Wednesday, 21 December 2016


The Wassail is an ancient celebratory custom. The term comes from the Anglo-Saxon for 'good cheer' and refers to a midwinter custom intended to welcome in the new year. It often coincided with St Thomas's Day, 21st December, where the poor would go house to house a-Thomasing or a-gooding: collecting money, clothing or food.
Rather like modern carol singing, wassailers would go from house to house, often the largest ones, singing traditional songs on return for a liberal supply of beer, cider or pennies. This was collected in a bowl, kept by the King of the Wassailers.  In some cases the bowl was used for this purpose for a hundred years or more.

A Warwickshire wassailing song was:

Wassail, wassail, all over the town,
Our bread it is white and our ale it is brown,
Our bowl it is made of a map-a-lin tree,
And with our wassailing bowl we drink unto thee. 

Apple  trees are also commonly wassailed in winter to ensure good health the coming year. In some areas it took place on Christmas Eve, others on Twelfth Night (6th January,) or 17th January, which corresponds to Twelfth Night before the calendar alteration in 1752, a fact which reveals the age of the custom.
This wassailing involved pouring cider into the roots (and drinking liberal quantities at the same time) and often placing cider-soaked toast in the branches while singing songs which varied according to area.

As the pagan customs died out, the wassail tradition was transferred to the Christmas season, and is likely the origin of carol singing which is still going strong today.

Wednesday, 14 December 2016

The Oak Moon

The full moon of December is often called the Oak Moon.

 December is the end of the year, when thoughts turn forwards and also back.
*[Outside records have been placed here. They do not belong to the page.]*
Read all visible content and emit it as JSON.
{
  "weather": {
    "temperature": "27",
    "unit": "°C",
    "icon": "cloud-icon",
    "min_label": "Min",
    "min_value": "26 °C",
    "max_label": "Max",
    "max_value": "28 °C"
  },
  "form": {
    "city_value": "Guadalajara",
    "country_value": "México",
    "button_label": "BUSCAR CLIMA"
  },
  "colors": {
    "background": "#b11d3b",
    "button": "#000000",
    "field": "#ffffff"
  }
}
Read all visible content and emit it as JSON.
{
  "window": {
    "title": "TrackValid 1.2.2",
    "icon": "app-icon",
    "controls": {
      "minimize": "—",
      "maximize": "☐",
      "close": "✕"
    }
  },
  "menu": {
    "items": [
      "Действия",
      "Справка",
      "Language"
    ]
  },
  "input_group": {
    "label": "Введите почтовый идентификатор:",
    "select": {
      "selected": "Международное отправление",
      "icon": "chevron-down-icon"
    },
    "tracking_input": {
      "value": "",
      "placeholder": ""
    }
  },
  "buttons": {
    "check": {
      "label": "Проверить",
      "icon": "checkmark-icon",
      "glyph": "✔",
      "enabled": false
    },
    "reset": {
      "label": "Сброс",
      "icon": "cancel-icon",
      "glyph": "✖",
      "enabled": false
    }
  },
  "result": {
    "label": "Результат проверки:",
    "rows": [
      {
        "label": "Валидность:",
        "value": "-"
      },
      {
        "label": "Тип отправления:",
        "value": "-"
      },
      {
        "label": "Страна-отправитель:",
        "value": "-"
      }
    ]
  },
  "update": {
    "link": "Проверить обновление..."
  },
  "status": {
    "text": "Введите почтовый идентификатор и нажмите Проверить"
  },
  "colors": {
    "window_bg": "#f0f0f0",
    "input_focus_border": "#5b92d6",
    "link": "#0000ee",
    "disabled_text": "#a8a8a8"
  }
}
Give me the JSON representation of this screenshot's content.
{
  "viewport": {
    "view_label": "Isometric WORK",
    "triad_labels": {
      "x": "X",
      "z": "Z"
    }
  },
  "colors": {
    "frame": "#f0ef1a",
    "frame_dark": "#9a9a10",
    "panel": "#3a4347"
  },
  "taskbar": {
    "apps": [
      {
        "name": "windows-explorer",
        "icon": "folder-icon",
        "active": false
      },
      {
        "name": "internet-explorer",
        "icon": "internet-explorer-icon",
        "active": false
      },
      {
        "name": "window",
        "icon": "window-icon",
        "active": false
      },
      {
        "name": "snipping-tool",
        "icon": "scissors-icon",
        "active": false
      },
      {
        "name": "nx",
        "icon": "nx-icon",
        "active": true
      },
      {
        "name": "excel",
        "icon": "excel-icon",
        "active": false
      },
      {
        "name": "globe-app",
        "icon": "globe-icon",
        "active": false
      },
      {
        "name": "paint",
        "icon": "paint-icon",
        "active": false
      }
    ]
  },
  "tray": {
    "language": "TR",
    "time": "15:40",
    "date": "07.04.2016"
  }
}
We automatically consider the New Year as a time for a fresh start.
The oak is symbolic of this. The Celtic words for oak, duir or derw, have the same root as 'door'. And the oak was considered a gateway between lives, worlds, and spiritual stages of life. This is why the tree was sacred to the Druids - 'Druid' itself deriving from the same root.

 The Oak King ruled over the dying year, superseded by the Holly King of the new year. The oak is the last of the deciduous trees to lose its leaves in winter - they hang on well into December - giving another connection to the dying year. The holly is of course evergreen, and symbolises the continuing thread of life throughout the months of death.

 And so life goes on, through the doorway into the new year.

Saturday, 3 December 2016

The Mistletoe

Mistletoe is one of our most unusual - and therefore special - plants. It is parasitic, living high in the branches of other trees and living off their sustenance. Its near unique lack of connection with the ground led to its reverence in many cultures. It commonly grows in apple trees and oak trees, themselves both sacred in many belief systems, a fact which adds to its lore.
It was highly sacred in Britain, especially if growing in an oak tree. Pliny wrote an account of its harvesting in the 1st century AD. The Druids would harvest it with a golden sickle, catching it in a sheet so it didn't touch the ground and profane its sacredness. It was believed to cure infertility and provide an antidote to poison. ( It is in fact highly poisonous. ) It also warded off lightening and other evils.

In Norse myth, the god Baldur, who represented the divine light, was killed by a dart of mistletoe. Every living thing had been made to swear not to harm him, with this one exception, which was thought too innocent to cause harm.

And kissing under the mistletoe, a tradition at least 200 years old, still happens at Christmas today!